━━━ WORKING DATA
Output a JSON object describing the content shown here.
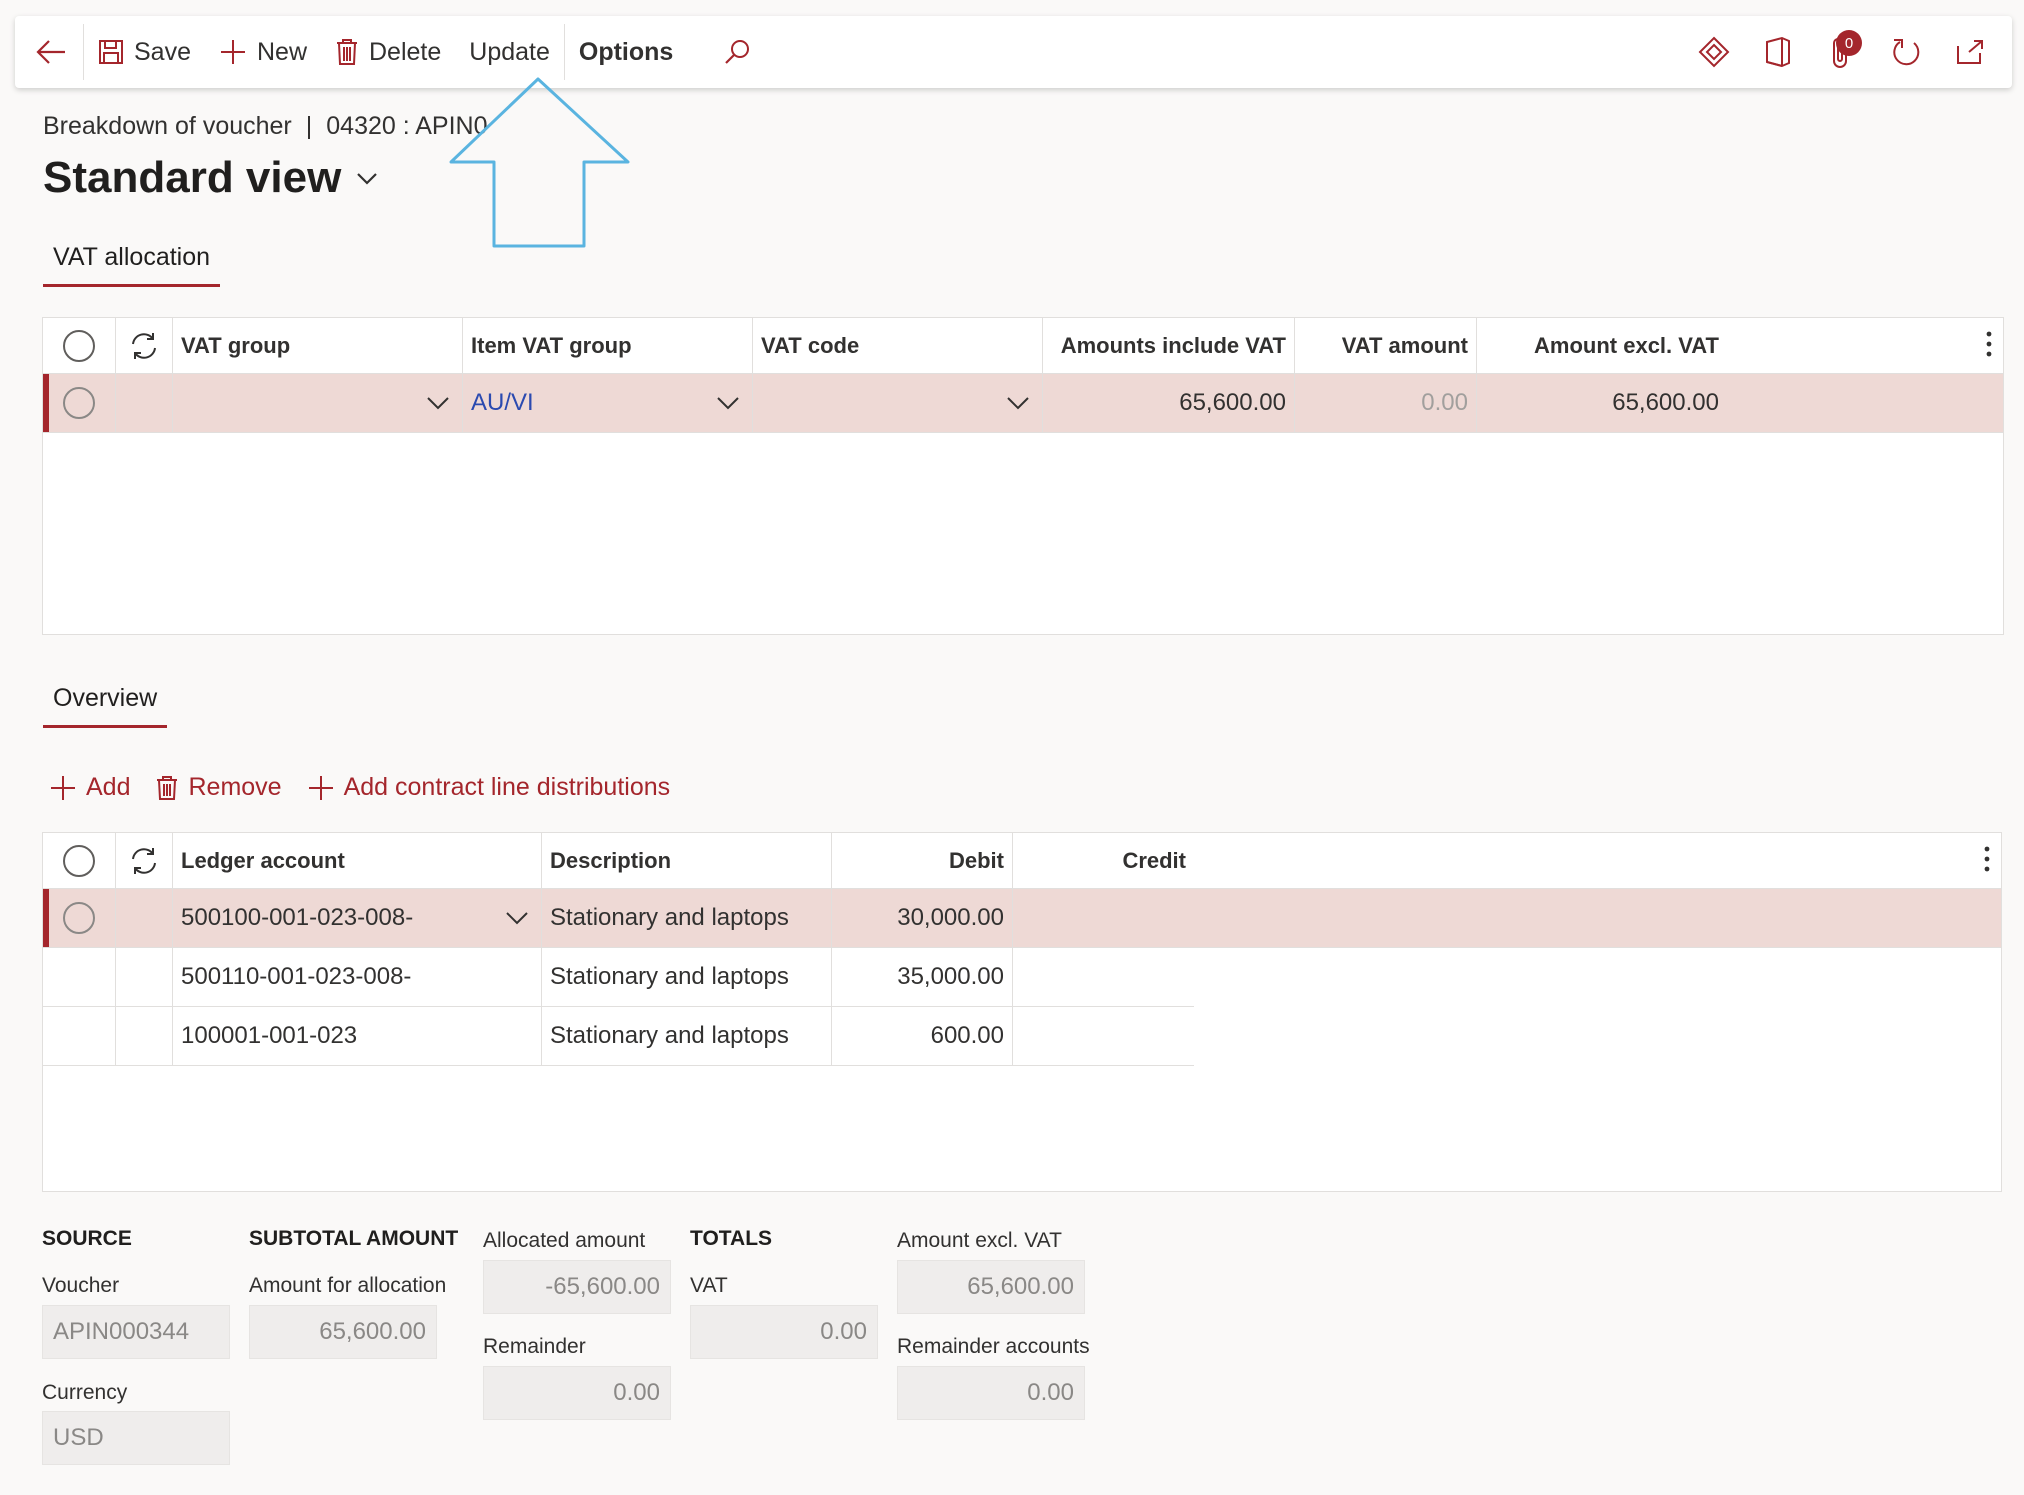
{
  "toolbar": {
    "save": "Save",
    "new": "New",
    "delete": "Delete",
    "update": "Update",
    "options": "Options",
    "notification_count": "0"
  },
  "header": {
    "breadcrumb_form": "Breakdown of voucher",
    "breadcrumb_separator": "|",
    "breadcrumb_record": "04320 : APIN0",
    "view_title": "Standard view"
  },
  "tabs": {
    "vat_allocation": "VAT allocation",
    "overview": "Overview"
  },
  "vat_grid": {
    "columns": [
      "VAT group",
      "Item VAT group",
      "VAT code",
      "Amounts include VAT",
      "VAT amount",
      "Amount excl. VAT"
    ],
    "rows": [
      {
        "vat_group": "",
        "item_vat_group": "AU/VI",
        "vat_code": "",
        "amounts_include_vat": "65,600.00",
        "vat_amount": "0.00",
        "amount_excl_vat": "65,600.00"
      }
    ]
  },
  "overview_actions": {
    "add": "Add",
    "remove": "Remove",
    "add_contract": "Add contract line distributions"
  },
  "ledger_grid": {
    "columns": [
      "Ledger account",
      "Description",
      "Debit",
      "Credit"
    ],
    "rows": [
      {
        "account": "500100-001-023-008-",
        "description": "Stationary and laptops",
        "debit": "30,000.00",
        "credit": ""
      },
      {
        "account": "500110-001-023-008-",
        "description": "Stationary and laptops",
        "debit": "35,000.00",
        "credit": ""
      },
      {
        "account": "100001-001-023",
        "description": "Stationary and laptops",
        "debit": "600.00",
        "credit": ""
      }
    ]
  },
  "footer": {
    "source": {
      "title": "SOURCE",
      "voucher_label": "Voucher",
      "voucher_value": "APIN000344",
      "currency_label": "Currency",
      "currency_value": "USD"
    },
    "subtotal": {
      "title": "SUBTOTAL AMOUNT",
      "amount_label": "Amount for allocation",
      "amount_value": "65,600.00"
    },
    "allocated": {
      "allocated_label": "Allocated amount",
      "allocated_value": "-65,600.00",
      "remainder_label": "Remainder",
      "remainder_value": "0.00"
    },
    "totals": {
      "title": "TOTALS",
      "vat_label": "VAT",
      "vat_value": "0.00"
    },
    "excl": {
      "excl_label": "Amount excl. VAT",
      "excl_value": "65,600.00",
      "remainder_accounts_label": "Remainder accounts",
      "remainder_accounts_value": "0.00"
    }
  },
  "colors": {
    "accent": "#a4262c",
    "selected_row": "#eed9d5",
    "link": "#2b4ab0",
    "annotation_arrow": "#5ab4e0"
  },
  "icons": {
    "back": "back-arrow-icon",
    "save": "save-icon",
    "new": "plus-icon",
    "delete": "trash-icon",
    "search": "search-icon",
    "diamond": "diamond-icon",
    "office": "office-icon",
    "attach": "attachment-icon",
    "refresh": "refresh-icon",
    "popout": "open-new-window-icon"
  }
}
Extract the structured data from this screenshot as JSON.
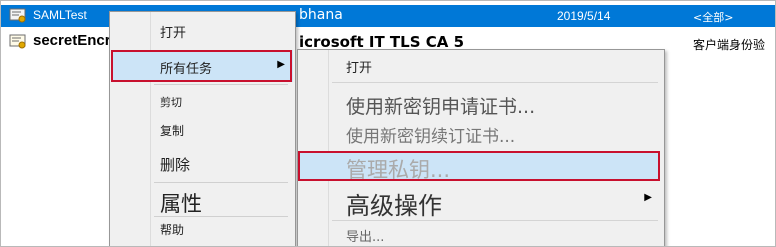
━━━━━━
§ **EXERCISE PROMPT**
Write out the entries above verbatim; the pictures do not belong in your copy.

§ **YOUR SOLUTION**
Output a JSON object describing the content shown here.
{
  "toolbar": {
    "save": "Save",
    "new": "New",
    "delete": "Delete",
    "update": "Update",
    "options": "Options",
    "notification_count": "0"
  },
  "header": {
    "breadcrumb_form": "Breakdown of voucher",
    "breadcrumb_separator": "|",
    "breadcrumb_record": "04320 : APIN0",
    "view_title": "Standard view"
  },
  "tabs": {
    "vat_allocation": "VAT allocation",
    "overview": "Overview"
  },
  "vat_grid": {
    "columns": [
      "VAT group",
      "Item VAT group",
      "VAT code",
      "Amounts include VAT",
      "VAT amount",
      "Amount excl. VAT"
    ],
    "rows": [
      {
        "vat_group": "",
        "item_vat_group": "AU/VI",
        "vat_code": "",
        "amounts_include_vat": "65,600.00",
        "vat_amount": "0.00",
        "amount_excl_vat": "65,600.00"
      }
    ]
  },
  "overview_actions": {
    "add": "Add",
    "remove": "Remove",
    "add_contract": "Add contract line distributions"
  },
  "ledger_grid": {
    "columns": [
      "Ledger account",
      "Description",
      "Debit",
      "Credit"
    ],
    "rows": [
      {
        "account": "500100-001-023-008-",
        "description": "Stationary and laptops",
        "debit": "30,000.00",
        "credit": ""
      },
      {
        "account": "500110-001-023-008-",
        "description": "Stationary and laptops",
        "debit": "35,000.00",
        "credit": ""
      },
      {
        "account": "100001-001-023",
        "description": "Stationary and laptops",
        "debit": "600.00",
        "credit": ""
      }
    ]
  },
  "footer": {
    "source": {
      "title": "SOURCE",
      "voucher_label": "Voucher",
      "voucher_value": "APIN000344",
      "currency_label": "Currency",
      "currency_value": "USD"
    },
    "subtotal": {
      "title": "SUBTOTAL AMOUNT",
      "amount_label": "Amount for allocation",
      "amount_value": "65,600.00"
    },
    "allocated": {
      "allocated_label": "Allocated amount",
      "allocated_value": "-65,600.00",
      "remainder_label": "Remainder",
      "remainder_value": "0.00"
    },
    "totals": {
      "title": "TOTALS",
      "vat_label": "VAT",
      "vat_value": "0.00"
    },
    "excl": {
      "excl_label": "Amount excl. VAT",
      "excl_value": "65,600.00",
      "remainder_accounts_label": "Remainder accounts",
      "remainder_accounts_value": "0.00"
    }
  },
  "colors": {
    "accent": "#a4262c",
    "selected_row": "#eed9d5",
    "link": "#2b4ab0",
    "annotation_arrow": "#5ab4e0"
  },
  "icons": {
    "back": "back-arrow-icon",
    "save": "save-icon",
    "new": "plus-icon",
    "delete": "trash-icon",
    "search": "search-icon",
    "diamond": "diamond-icon",
    "office": "office-icon",
    "attach": "attachment-icon",
    "refresh": "refresh-icon",
    "popout": "open-new-window-icon"
  }
}
Extract the structured data from this screenshot as JSON.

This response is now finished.